While the permanent building is under construction, the EMA will move into the Spark building – located in west Amsterdam’s Sloterdijk district.
The building houses office and conference capabilities, and is easily accessible by public transport, The Netherlands’ Minister of Medical Care Bruno Bruins told media today.
However, the temporary site offers the EMA half the space currently according at its headquarters in London.
“It is not an optimal solution,” said executive director Guido Rasi.
While some external meeting facilities will be required, the Agency will be able to host its core meetings in the Spark building, and the use of a temporary office will enable the builders to speed up construction of the permanent building, said Rasi.
“Even if the temporary building is not ideal, it is the best option,” he told delegates, adding that this “workable solution” will allow core business to run inside with building without major disruption.
Rental costs were not disclosed.
An ‘ambitious’ timeline
According to Rasi, the EMA’s relocation to Amsterdam is the “single, biggest challenge the EMA has ever had.”
He put this down to the “ambitious timeline”, which requires the Agency to move twice – firstly to temporary, and then permanent, headquarters in the Dutch capital.
Moving twice will require more resources, and will “take longer to go back to normal operations” said Rasi.

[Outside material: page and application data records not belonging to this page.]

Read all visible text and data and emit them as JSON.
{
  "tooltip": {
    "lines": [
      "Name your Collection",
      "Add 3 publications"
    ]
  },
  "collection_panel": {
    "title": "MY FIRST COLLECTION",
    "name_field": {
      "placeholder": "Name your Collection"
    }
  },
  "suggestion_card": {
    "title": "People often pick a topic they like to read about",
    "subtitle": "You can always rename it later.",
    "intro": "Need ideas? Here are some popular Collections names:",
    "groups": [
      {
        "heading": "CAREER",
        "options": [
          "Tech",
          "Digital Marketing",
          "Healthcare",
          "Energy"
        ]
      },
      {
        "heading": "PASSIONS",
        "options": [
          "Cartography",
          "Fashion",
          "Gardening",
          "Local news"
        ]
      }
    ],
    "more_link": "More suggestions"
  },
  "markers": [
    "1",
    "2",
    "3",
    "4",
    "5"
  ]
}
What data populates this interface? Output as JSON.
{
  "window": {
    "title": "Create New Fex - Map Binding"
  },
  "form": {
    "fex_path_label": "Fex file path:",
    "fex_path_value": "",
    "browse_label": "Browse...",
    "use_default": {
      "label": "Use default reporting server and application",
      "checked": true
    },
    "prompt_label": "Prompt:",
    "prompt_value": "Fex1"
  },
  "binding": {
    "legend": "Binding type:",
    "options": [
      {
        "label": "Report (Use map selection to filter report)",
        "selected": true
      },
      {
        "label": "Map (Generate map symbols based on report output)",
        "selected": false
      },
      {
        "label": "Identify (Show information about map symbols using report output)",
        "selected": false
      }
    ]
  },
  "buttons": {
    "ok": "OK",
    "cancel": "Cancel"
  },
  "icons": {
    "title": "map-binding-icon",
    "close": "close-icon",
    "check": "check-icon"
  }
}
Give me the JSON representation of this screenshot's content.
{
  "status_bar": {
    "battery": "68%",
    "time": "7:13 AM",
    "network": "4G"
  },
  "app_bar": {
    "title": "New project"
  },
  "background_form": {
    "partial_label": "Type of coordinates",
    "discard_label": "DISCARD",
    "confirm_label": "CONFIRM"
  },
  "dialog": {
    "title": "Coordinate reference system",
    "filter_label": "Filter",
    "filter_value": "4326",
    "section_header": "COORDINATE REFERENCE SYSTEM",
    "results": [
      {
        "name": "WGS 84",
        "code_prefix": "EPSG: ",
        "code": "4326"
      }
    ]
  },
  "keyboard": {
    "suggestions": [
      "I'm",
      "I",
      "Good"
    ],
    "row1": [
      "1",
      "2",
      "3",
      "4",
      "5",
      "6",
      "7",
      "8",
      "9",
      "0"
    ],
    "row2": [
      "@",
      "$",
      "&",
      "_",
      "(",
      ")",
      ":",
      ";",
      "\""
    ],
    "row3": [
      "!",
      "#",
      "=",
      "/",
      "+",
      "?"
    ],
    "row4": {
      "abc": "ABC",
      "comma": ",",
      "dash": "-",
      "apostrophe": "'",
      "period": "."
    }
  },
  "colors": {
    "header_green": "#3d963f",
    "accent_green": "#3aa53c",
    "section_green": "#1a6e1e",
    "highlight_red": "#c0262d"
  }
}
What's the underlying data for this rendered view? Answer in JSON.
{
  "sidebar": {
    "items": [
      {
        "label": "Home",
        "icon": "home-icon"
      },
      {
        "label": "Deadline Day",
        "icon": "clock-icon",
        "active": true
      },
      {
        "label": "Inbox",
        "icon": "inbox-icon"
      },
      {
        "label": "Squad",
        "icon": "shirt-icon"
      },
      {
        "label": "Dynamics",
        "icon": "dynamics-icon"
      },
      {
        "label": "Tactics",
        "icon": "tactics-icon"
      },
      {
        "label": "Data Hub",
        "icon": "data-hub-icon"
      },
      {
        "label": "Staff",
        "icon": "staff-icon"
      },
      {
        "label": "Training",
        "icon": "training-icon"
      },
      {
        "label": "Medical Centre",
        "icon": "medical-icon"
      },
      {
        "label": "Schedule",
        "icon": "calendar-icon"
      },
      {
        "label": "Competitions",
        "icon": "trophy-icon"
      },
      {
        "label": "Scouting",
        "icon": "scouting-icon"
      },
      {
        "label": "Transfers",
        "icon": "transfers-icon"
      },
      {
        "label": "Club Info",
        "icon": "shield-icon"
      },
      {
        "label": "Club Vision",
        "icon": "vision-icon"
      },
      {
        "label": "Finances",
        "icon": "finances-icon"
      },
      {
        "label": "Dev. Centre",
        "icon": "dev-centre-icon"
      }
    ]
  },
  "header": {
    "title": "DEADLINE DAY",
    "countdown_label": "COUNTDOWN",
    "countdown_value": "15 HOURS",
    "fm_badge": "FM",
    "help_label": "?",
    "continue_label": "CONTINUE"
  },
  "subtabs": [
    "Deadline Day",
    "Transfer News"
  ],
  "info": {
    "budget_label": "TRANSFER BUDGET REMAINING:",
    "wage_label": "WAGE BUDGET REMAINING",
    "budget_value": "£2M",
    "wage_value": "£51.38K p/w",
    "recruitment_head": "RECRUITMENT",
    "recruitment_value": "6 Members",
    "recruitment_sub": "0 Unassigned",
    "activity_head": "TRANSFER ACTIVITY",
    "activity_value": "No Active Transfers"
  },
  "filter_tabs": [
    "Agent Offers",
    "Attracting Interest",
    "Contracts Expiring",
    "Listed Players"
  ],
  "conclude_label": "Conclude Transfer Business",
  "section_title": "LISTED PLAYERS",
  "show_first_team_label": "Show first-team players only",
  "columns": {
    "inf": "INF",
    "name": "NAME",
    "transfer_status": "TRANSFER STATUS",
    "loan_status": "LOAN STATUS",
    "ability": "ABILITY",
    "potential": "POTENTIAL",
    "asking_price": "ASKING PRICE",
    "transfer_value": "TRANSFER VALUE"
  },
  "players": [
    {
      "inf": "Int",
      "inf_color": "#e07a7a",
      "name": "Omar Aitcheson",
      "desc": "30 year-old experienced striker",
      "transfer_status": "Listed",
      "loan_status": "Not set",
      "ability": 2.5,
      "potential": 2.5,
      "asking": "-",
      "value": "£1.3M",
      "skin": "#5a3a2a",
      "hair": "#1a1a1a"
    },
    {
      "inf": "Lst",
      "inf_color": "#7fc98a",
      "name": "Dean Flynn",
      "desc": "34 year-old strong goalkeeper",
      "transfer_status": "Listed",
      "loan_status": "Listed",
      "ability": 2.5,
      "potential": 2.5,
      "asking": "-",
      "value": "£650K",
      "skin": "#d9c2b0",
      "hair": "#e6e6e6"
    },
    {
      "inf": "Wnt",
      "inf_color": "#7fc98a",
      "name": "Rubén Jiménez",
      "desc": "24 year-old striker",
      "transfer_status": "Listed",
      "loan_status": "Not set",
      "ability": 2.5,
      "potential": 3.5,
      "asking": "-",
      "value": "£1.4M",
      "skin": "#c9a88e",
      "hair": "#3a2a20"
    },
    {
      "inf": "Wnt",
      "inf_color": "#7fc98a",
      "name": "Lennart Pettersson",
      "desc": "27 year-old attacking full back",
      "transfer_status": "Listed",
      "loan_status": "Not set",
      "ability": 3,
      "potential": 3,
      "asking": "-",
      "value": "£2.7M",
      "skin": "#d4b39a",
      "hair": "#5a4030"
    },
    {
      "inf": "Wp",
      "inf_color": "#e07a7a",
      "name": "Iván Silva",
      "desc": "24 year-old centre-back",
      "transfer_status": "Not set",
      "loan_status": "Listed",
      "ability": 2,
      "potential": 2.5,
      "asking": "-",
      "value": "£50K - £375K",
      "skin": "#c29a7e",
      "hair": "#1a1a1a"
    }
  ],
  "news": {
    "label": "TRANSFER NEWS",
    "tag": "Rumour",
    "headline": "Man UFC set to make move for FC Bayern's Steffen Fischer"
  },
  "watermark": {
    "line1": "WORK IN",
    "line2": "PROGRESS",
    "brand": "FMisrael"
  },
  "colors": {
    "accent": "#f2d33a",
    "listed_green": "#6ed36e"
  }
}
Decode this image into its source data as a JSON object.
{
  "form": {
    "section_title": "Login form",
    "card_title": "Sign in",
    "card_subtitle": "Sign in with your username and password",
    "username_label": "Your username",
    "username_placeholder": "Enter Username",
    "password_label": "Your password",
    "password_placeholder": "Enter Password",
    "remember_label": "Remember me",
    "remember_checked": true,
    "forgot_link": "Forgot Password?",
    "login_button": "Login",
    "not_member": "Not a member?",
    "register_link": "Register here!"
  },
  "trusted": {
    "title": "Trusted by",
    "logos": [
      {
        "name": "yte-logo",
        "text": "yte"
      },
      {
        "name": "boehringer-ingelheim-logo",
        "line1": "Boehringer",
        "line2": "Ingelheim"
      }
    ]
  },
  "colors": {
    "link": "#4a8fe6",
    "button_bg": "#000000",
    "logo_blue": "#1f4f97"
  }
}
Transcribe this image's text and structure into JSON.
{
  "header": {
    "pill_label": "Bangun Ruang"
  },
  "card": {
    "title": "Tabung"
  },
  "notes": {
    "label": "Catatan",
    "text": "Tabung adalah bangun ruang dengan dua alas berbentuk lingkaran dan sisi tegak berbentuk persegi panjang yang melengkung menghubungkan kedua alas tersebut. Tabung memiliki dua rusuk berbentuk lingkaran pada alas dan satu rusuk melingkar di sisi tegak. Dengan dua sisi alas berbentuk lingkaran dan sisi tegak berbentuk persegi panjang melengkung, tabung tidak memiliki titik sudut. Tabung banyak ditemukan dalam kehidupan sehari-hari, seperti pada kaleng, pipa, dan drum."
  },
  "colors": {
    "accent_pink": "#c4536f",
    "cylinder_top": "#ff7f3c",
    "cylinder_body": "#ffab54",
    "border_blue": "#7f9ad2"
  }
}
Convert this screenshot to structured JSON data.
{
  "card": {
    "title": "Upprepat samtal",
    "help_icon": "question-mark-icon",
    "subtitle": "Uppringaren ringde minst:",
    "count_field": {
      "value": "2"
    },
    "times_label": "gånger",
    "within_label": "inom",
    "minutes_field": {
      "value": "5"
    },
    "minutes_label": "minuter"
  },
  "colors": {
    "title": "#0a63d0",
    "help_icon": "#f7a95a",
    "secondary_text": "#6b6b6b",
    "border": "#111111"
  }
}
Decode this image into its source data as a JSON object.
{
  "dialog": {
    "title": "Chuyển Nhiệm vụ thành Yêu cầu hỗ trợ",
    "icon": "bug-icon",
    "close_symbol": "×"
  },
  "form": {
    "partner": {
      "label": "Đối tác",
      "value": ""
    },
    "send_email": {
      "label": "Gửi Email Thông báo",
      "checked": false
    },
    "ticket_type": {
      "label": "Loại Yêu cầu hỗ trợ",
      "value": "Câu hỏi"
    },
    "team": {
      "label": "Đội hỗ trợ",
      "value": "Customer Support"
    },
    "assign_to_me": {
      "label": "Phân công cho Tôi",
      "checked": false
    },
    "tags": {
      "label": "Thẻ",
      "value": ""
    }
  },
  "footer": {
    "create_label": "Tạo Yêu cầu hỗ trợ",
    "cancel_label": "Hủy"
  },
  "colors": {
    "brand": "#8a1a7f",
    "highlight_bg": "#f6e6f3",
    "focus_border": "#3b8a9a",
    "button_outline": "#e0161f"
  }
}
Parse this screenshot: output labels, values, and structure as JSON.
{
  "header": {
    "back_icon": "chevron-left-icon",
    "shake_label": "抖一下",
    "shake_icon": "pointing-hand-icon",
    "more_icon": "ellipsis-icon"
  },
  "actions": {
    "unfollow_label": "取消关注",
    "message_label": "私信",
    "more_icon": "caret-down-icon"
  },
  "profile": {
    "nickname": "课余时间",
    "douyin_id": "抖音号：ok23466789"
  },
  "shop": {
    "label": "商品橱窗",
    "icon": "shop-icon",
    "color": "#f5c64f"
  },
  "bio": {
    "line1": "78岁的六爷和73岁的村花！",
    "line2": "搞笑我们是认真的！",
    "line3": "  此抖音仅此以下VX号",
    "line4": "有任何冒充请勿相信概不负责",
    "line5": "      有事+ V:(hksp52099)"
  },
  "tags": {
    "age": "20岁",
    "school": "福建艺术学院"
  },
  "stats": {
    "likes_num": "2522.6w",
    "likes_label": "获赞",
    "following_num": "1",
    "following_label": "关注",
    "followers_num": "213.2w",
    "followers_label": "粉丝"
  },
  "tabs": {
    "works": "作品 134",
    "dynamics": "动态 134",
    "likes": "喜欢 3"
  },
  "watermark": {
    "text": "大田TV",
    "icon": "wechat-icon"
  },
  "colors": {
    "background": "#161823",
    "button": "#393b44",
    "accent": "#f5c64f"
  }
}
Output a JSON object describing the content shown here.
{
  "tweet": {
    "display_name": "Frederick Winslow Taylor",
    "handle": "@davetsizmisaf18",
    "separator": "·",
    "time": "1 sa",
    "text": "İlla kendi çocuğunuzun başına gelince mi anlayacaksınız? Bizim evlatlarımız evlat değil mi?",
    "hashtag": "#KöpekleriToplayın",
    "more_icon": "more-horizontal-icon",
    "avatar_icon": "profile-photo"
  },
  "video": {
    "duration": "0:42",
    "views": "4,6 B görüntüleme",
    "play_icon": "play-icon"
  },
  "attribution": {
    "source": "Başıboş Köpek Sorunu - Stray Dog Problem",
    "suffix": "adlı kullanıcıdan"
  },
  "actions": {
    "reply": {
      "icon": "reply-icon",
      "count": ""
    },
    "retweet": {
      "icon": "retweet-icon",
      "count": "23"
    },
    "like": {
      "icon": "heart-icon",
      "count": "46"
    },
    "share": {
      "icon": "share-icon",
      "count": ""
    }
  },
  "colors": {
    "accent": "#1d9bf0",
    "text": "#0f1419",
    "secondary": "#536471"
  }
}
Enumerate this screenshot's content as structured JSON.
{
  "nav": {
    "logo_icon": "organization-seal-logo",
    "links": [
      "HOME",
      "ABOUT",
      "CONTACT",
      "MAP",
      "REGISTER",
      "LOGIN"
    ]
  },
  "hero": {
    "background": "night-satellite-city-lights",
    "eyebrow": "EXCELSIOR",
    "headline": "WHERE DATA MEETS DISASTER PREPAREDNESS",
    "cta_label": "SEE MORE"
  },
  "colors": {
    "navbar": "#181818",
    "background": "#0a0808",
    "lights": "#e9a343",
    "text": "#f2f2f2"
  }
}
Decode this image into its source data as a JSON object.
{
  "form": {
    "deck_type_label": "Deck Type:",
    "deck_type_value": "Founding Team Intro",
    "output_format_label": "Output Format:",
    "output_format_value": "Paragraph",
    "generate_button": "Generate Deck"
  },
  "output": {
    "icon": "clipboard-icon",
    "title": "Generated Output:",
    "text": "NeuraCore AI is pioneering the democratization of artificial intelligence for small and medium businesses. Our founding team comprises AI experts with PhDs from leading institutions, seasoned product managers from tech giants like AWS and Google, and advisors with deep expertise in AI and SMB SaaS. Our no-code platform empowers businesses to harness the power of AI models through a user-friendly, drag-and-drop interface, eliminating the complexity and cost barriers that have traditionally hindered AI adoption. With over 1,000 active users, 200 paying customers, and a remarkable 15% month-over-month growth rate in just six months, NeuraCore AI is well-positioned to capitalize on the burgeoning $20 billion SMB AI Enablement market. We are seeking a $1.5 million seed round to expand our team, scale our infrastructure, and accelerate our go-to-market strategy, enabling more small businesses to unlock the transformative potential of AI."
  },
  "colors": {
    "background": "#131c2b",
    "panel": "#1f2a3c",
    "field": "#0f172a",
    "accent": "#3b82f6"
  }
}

The executive director said the EMA is working with UK authorities to make sure shortages of medicines will not occur as a result of the relocation.